For the first time in nearly 50 years, Polyfest will go ahead without crowds and go digital.
With the Omicron outbreak hitting its peak, the world's largest annual Māori and Pacific Islands festival has taken centre stage online and will be livestreamed.
Event director Seiuli Terri Leo-Mau'u told the Herald it was a hard decision, but after schools and sponsors, everyone's health and safety took priority.
"There will be no live audience, no sponsor activations or stalls at the venue," she said.
"It was a hard decision, but it was necessary."
It's the 47th celebration of Polyfest, and up to 55 groups are involved today from 26 schools.
"Usually we'd have about 75 schools," Leo-Mau'u adds.
The festival has had disruptions since 2019 which saw two cancellations. The first was to ensure the safety of ethnic communities after the Christchurch terrorist attacks.
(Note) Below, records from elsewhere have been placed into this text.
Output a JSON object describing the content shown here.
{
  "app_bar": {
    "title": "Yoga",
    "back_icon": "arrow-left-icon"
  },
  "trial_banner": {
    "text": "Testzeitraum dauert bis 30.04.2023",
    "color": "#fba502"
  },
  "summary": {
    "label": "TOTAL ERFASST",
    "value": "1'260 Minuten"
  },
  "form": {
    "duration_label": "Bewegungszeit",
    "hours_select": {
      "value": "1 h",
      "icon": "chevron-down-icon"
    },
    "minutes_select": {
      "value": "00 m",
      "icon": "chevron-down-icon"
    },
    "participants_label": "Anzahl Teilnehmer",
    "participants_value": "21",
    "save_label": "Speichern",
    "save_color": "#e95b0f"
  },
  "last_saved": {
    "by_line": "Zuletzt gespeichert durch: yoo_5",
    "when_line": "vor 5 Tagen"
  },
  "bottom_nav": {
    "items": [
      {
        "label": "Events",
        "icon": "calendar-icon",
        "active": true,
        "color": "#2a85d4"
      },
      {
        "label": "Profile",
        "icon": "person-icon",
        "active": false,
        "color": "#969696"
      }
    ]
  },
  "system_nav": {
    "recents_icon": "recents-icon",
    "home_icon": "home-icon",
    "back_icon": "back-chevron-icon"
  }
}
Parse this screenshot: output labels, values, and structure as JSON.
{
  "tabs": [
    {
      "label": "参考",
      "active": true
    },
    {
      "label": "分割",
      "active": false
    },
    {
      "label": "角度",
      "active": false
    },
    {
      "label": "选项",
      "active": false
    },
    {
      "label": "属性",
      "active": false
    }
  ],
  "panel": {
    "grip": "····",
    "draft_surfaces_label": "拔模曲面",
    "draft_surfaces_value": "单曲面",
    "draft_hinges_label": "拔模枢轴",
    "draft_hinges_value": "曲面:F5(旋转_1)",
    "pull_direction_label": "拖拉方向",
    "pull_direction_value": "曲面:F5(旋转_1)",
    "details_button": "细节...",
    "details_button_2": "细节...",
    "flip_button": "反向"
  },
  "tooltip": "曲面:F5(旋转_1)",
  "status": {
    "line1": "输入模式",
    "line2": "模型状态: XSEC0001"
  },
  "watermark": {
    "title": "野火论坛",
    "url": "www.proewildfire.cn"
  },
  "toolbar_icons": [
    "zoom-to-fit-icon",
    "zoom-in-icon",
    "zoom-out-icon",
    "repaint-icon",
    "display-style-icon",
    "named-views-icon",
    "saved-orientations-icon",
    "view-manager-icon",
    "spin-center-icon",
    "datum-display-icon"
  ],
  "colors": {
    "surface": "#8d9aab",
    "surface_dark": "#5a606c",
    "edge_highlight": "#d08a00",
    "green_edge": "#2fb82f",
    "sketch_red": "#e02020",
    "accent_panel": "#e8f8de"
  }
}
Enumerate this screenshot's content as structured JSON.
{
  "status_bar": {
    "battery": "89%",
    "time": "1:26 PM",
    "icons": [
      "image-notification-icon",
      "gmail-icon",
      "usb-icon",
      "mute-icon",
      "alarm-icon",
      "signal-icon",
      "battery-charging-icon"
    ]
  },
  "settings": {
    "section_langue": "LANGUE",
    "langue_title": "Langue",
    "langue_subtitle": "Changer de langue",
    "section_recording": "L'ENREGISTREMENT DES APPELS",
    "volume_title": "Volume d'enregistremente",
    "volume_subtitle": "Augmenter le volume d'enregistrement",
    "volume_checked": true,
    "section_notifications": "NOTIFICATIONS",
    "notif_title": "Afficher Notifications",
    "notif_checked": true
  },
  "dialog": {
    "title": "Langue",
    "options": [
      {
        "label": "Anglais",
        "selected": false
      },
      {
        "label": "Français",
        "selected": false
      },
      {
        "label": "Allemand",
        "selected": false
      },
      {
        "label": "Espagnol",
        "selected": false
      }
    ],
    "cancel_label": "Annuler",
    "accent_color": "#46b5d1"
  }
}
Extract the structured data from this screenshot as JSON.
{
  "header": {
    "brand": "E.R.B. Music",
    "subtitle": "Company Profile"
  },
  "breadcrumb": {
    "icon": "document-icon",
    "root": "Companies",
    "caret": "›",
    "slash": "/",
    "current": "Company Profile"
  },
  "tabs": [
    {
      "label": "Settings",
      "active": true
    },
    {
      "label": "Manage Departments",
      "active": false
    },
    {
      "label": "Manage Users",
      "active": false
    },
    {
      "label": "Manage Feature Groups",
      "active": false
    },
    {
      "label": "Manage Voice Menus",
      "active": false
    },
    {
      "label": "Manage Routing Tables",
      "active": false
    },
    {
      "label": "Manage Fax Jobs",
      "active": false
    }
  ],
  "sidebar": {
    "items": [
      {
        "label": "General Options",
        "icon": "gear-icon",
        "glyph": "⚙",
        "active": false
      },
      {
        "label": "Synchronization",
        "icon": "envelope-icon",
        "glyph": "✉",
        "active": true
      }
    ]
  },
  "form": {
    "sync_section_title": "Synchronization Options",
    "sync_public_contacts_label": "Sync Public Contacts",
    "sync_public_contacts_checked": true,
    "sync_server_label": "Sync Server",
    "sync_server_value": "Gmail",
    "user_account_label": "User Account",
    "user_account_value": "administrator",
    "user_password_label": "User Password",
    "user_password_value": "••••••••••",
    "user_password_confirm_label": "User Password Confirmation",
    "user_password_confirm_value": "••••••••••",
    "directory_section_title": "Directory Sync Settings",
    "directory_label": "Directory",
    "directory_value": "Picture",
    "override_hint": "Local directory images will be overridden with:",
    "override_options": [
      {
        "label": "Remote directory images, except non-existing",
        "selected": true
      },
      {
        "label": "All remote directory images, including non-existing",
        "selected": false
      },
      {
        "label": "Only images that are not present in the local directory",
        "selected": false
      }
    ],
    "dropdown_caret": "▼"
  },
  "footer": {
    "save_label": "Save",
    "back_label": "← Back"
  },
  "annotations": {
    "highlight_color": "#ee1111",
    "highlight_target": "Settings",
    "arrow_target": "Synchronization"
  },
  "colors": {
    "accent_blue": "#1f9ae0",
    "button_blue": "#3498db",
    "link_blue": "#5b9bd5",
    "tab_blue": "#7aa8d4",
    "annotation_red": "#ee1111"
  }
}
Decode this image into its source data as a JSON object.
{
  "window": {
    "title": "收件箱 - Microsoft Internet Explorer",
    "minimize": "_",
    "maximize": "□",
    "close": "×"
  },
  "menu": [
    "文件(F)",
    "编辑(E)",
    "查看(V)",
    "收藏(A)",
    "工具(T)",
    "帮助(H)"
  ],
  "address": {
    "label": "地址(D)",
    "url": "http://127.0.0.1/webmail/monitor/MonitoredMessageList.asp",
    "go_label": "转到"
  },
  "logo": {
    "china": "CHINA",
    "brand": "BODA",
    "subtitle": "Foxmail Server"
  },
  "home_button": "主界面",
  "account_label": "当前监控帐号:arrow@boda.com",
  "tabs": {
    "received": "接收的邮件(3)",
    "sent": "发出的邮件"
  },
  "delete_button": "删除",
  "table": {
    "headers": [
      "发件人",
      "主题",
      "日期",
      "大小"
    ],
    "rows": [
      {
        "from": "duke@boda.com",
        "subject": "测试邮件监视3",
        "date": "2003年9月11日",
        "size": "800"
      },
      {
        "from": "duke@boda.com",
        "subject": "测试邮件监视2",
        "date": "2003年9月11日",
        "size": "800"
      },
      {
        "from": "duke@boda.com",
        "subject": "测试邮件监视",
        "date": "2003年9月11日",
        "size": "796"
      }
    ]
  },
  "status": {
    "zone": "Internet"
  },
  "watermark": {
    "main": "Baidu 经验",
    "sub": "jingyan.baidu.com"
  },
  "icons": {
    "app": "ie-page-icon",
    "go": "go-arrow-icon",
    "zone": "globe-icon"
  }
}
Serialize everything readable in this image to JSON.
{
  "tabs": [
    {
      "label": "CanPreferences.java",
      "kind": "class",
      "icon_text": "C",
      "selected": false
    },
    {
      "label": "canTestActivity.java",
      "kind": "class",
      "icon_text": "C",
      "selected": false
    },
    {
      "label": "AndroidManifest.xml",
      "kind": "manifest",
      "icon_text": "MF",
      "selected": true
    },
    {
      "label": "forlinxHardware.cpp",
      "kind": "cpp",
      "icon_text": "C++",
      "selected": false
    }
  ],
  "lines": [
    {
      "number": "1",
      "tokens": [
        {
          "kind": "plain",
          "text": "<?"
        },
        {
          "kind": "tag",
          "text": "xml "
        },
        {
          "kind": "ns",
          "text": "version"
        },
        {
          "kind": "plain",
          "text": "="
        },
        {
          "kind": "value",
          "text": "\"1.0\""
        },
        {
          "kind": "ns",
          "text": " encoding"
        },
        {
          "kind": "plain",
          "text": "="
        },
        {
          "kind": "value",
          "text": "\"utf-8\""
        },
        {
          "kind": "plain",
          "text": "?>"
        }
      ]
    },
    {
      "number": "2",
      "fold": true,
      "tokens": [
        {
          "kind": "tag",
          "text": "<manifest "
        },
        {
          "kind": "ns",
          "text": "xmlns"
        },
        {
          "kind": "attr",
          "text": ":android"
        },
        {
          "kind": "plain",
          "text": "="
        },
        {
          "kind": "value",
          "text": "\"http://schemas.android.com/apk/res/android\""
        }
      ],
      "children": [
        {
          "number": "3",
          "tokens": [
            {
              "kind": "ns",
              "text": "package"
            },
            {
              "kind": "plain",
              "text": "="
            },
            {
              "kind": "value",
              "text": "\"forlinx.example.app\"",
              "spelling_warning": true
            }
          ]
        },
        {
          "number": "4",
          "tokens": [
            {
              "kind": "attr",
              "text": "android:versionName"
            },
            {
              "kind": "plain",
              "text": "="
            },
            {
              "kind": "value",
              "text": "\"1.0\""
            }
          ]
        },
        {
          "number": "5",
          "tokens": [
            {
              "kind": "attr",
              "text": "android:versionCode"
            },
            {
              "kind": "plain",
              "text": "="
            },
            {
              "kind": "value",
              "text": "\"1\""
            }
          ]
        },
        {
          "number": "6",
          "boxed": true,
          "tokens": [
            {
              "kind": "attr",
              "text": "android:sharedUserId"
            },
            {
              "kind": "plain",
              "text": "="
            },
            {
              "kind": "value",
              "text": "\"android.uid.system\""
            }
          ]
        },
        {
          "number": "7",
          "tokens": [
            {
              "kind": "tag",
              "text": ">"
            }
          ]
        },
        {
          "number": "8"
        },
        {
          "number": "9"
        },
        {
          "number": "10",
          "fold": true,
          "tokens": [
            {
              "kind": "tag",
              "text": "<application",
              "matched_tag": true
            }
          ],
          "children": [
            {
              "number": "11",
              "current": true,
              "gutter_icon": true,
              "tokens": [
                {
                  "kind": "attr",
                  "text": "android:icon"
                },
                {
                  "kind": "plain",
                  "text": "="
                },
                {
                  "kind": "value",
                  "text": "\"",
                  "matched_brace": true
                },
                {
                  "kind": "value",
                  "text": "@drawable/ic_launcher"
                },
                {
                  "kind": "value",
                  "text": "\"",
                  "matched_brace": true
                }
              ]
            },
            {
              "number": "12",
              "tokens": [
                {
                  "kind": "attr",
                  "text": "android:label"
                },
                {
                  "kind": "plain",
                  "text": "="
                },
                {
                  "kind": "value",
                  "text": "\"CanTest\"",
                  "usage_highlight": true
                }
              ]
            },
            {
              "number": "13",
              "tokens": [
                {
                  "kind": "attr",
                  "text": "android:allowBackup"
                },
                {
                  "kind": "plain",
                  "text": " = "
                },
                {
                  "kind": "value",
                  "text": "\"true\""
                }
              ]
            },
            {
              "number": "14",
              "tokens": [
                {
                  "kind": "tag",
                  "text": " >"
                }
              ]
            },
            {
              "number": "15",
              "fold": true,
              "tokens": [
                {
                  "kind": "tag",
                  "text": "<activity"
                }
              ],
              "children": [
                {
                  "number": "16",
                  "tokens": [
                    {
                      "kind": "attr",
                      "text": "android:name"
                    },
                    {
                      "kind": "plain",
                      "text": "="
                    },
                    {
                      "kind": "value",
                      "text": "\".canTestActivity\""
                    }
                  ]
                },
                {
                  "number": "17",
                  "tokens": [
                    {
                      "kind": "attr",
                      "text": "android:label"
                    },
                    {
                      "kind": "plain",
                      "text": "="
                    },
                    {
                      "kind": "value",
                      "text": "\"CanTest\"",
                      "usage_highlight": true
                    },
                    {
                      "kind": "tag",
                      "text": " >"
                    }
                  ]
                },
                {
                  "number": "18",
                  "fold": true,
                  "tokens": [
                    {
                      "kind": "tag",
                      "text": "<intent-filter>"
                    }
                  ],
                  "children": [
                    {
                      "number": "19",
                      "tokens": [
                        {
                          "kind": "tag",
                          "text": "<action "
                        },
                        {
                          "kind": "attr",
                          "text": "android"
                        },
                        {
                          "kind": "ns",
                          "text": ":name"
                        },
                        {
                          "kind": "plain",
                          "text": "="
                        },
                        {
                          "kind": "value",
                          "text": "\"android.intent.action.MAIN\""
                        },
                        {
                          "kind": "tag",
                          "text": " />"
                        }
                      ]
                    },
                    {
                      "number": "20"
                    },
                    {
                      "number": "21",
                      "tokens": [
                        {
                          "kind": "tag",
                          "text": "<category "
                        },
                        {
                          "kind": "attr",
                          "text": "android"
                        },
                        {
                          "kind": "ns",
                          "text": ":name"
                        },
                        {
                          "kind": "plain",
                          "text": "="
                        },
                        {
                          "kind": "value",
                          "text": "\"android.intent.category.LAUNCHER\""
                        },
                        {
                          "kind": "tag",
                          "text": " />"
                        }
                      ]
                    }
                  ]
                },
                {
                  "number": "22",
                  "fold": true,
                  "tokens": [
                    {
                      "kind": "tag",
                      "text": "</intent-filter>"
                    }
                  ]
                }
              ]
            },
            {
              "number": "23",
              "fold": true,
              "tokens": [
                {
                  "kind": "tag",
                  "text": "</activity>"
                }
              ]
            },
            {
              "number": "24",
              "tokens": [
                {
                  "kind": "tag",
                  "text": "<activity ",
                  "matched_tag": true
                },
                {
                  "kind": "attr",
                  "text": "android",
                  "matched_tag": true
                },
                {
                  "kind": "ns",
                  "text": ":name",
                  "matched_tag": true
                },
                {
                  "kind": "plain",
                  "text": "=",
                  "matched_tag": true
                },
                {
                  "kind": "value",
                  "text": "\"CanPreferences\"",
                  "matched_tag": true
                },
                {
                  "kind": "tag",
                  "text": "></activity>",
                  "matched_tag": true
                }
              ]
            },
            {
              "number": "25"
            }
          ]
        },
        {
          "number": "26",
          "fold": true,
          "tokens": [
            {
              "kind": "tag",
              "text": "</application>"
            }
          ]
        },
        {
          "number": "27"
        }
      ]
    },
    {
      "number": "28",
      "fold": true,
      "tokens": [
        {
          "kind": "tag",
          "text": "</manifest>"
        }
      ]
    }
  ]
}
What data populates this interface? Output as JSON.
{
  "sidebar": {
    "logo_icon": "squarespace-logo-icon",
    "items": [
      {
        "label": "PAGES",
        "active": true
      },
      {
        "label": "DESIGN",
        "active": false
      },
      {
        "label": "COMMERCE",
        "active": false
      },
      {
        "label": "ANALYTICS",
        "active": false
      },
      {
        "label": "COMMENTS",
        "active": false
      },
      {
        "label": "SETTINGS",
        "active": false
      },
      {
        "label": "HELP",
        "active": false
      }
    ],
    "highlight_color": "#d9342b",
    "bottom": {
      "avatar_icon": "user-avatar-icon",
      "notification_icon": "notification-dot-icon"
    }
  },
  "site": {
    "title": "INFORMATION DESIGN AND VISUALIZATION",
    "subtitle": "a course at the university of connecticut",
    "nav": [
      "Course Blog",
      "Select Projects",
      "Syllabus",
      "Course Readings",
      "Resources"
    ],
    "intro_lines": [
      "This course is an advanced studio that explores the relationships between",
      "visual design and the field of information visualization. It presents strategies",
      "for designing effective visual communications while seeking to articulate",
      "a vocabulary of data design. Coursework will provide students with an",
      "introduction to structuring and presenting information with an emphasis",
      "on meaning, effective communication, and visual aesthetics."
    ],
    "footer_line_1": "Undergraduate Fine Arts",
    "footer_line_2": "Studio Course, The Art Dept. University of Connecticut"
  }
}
The annual event would usually hold hundreds of participants, and tens of thousands of festival goers. But with Covid-19 at our shores, Polyfest was cancelled again in 2020, but came back strong in 2021.
This year didn't bring the same luck, but Leo-Mau'u said the enthusiastic spirit of Polyfest remained.
The event is held at Manukau Sports Bowl, with schools scheduled at different times and safety precautions. Students from different schools arrive on buses, perform in front of the judges, and then leave.
The number of stages has been reduced to three this year, down from six last year, due to fewer participating schools due to the outbreak.
"The kids are definitely devastated I can say that for sure," Leo-Mau'u told the Herald.
"It shows how much it means to them. We were able to hold Polyfest in 2021 but we had fewer stages than we normally would.
"We're hoping to return to the six stages next year but for now, our students are still hyped up and excited to get on the stage."
Up first is the diversity stage. St Cuthbert's College and their Vietnamese group showcase colour, elegance and grace.
The group said they faced many challenges as a result of Covid, but were excited to make it to Polyfest.
The diversity stage is for cultures who do not fall under the main islands, a chance for Asian and ethnic minorities to show off their unique cultures.
Performances will include: Tahitian, Fijian, Hawaiian, Tuvaluan, African, Chinese, Filipino, Indian, Japanese, Kiribati, Korean, Sri Lankan, Thai, Tibetan, and Vietnamese groups.
Baradene's Filipino group featured "big costumes, big fans, big headpieces, lots of colours," as described by the group, complemented with big music which was put together by their leader.
"We love the opportunity to offer our culture to others and experience and embrace different cultures at Polyfest too," Jodi Orias said.
Māori and Pasifika performances kick off on Thursday.
Traditionally, the crowds would begin to pile in on Friday and Saturday for Māori, Samoan and Tongan stages - the biggest crowds.
Over the next four days, students will compete in speech, song and dance on the Māori, Cook Islands, Niue, Samoan, Tongan, and the Diversity stage.
"I'm excited for the kids, to finally walk across the stage. To validate all the hard work and effort. This is all for them."